Day four and into everyone's life a little rain must fall. Today started out gray, turned wet and ended up triumphant, but WET!
So, here's the story. Got up, left the Motel 6 and headed for the nearest Subway for a low calorie (or in my buddy, Dave's case, low Weight Watcher points) breakfast. After breakfast we headed for the Magnolia Plantation and Gardens, just outside Charleston.
Learning about these plantations is really interesting. The Magnolia Plantation was started in the 17th Century. Their primary crop, like the Hampton Plantation, was rice. And, like the typical southern plantation, it depended on slaves to do all the labor. Some interesting points about this plantation include that the remaining 400 acres of the original 2,000 plus acres are still owned by descendants of the original family, the mansion was destroyed once by lightning, again by the union general, General Sherman, and it was not enough that the plantation was attacked once during the Civil War, but in 1870, five years after the end of the Civil War, it was attacked again by, none other than, the British.
So, we paid our admission and took the 45-minute tram ride with Patrick, our guide. Patrick was definitely a local guy and, while he didn't impress me as an Ivy League university graduate, he was a fount of knowledge about the history of this historic property and pretty entertainment. This was especially helpful since we doing this plantation crawl in the rain.

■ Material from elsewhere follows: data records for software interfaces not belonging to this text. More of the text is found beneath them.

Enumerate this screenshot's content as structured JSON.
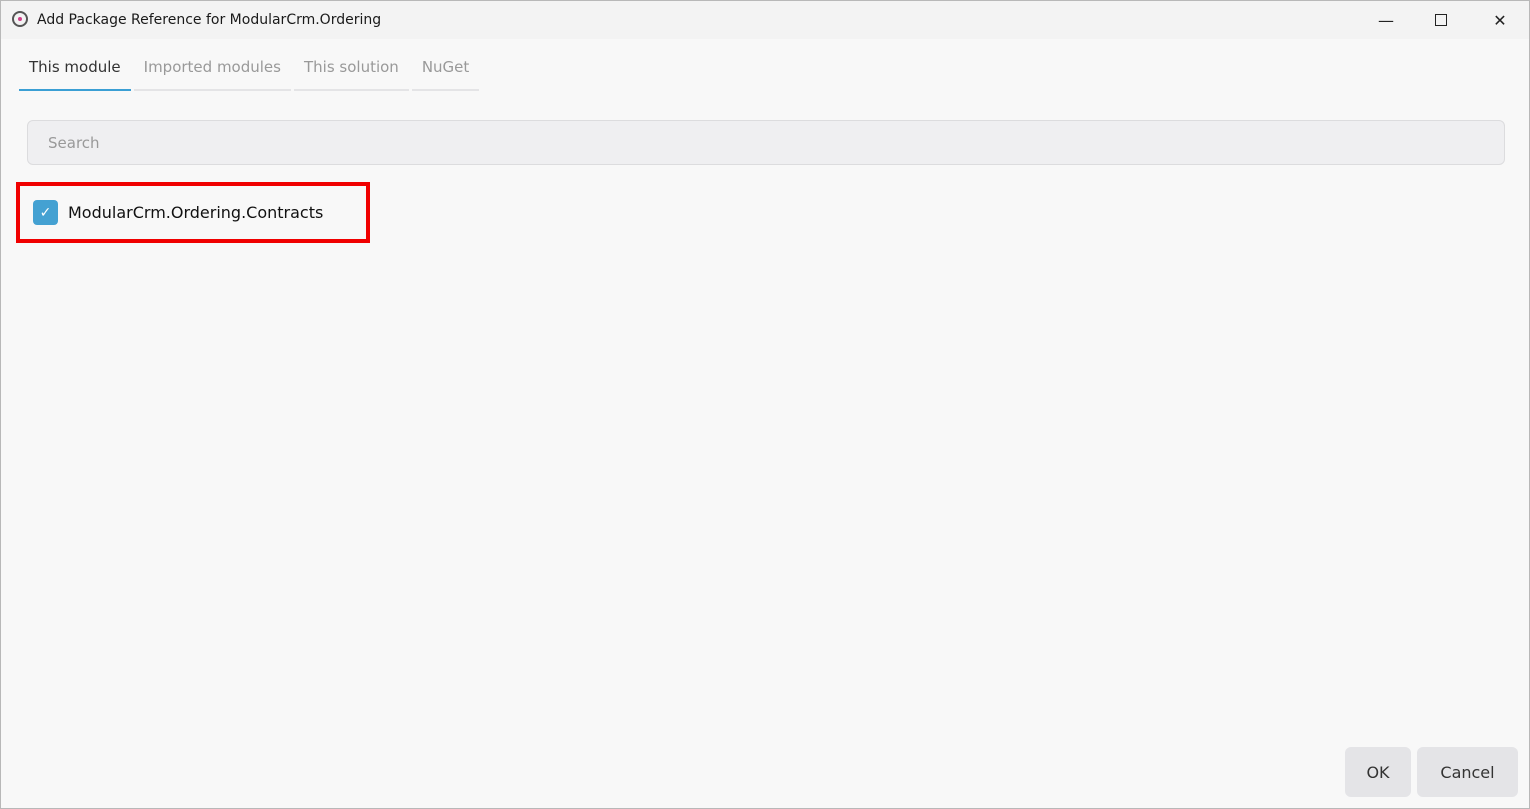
{
  "window": {
    "title": "Add Package Reference for ModularCrm.Ordering",
    "app_icon": "app-logo-icon",
    "controls": [
      "minimize-icon",
      "maximize-icon",
      "close-icon"
    ]
  },
  "tabs": [
    {
      "label": "This module",
      "active": true
    },
    {
      "label": "Imported modules",
      "active": false
    },
    {
      "label": "This solution",
      "active": false
    },
    {
      "label": "NuGet",
      "active": false
    }
  ],
  "search": {
    "placeholder": "Search",
    "value": ""
  },
  "items": [
    {
      "label": "ModularCrm.Ordering.Contracts",
      "checked": true
    }
  ],
  "buttons": {
    "ok": "OK",
    "cancel": "Cancel"
  },
  "colors": {
    "accent": "#3a9fd4",
    "checkbox": "#44a1d2",
    "highlight": "#f00000"
  }
}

|Standing guard at the entrance to the plantation|
Here are just a few of the photos I took at the Magnolia Plantation. You'll see some wildlife among other things.
|A White Egret, |
one of over 200 kinds of birds found on the plantation
|One of Big Bubba Gator's (13'-14' long) Little Bubbas (5'-7' long) - |
hoping for some sun, to no avail on this very rainy day.
|Home Sweet Home, NOT, for some of the slaves who provided |
the labor during a long gone and shameful period of our history
|The lap of luxury. |
This is the front entrance from the Ashley River
|Entering at the back door was just as regal |
as entering at the front.
|This would be the view from your front porch. |
Not too shabby at all.
The rain continued and came down harder, so after about four hours, we departed the plantation to head on to our final destination for the day, Beaufort, South Carolina. So far we have visited a number of interesting places and learned a number of new things, but we've yet to achieve one of the primary objectives of this road trip, to locate and learn something about the Gullah culture of the low country.
So, we reached Beaufort about 4 PM, stopped at the visitor center and Eureka! We found what we were looking for, the elusive Gullah culture as you can see from the next two photos. And, as a coincidental serendipity, one of the women in the visitor center was from New Jersey, my home state, lived in the town next to where I did my student teaching AND was in the class of 1968 at Montclair State College, the same college I graduated from in 1967. We never met while we were there, but she knew of some of my accomplishments, most specifically, The Voice of Montclair State, the campus radio station I founded with a group of fellow students I persuaded to join my cause. So, that was a fun experience to nearly end the day.
After leaving the visitor's center we drove across the bridge to St. Helena Island and the Gullah community where we had an excellent Gullah dinner. Al Green, a Vietnam veteran and a member of the Gullah community served us, a delightful fellow. Al's brother, Bill Green owned the restaurant, but was off on a foxhunt. He is a renowned foxhunter (as well as other wildlife). He is one of the few African American foxhunter guides in the world. He is also noted for training hunting hounds.
|Gullah food, at last. Mission accomplished!|
|Gullah Grub isn't much to look at, but the food was great|
and worth waiting for.
After dinner we were ready for a place to settle in for the night. We went next door and got a room at the Country Hearth Inn, schlepped our stuff into our room and I sat down to write this blog post. Tomorrow we'll explore the Gullah culture, a museum on the subject, some local business establishments and hopefully be able to hear some of the Gullah language, also called Geechee, a language similar to Creole. Additionally, we're going to visit the Marine Corps Museum at the near by Parris Island Marine training base. And, we'll head out to Hunting Island, a completely uninhabited tropical island on the Atlantic (a South Carolina state park) and possibly climb to the top of the 100+ year-old lighthouse.
By the end of the day tomorrow our objectives for this trip will have been achieved along with the serendipity of a number of other unanticipated, enjoyable experiences. This road trip goes in the books as a big success.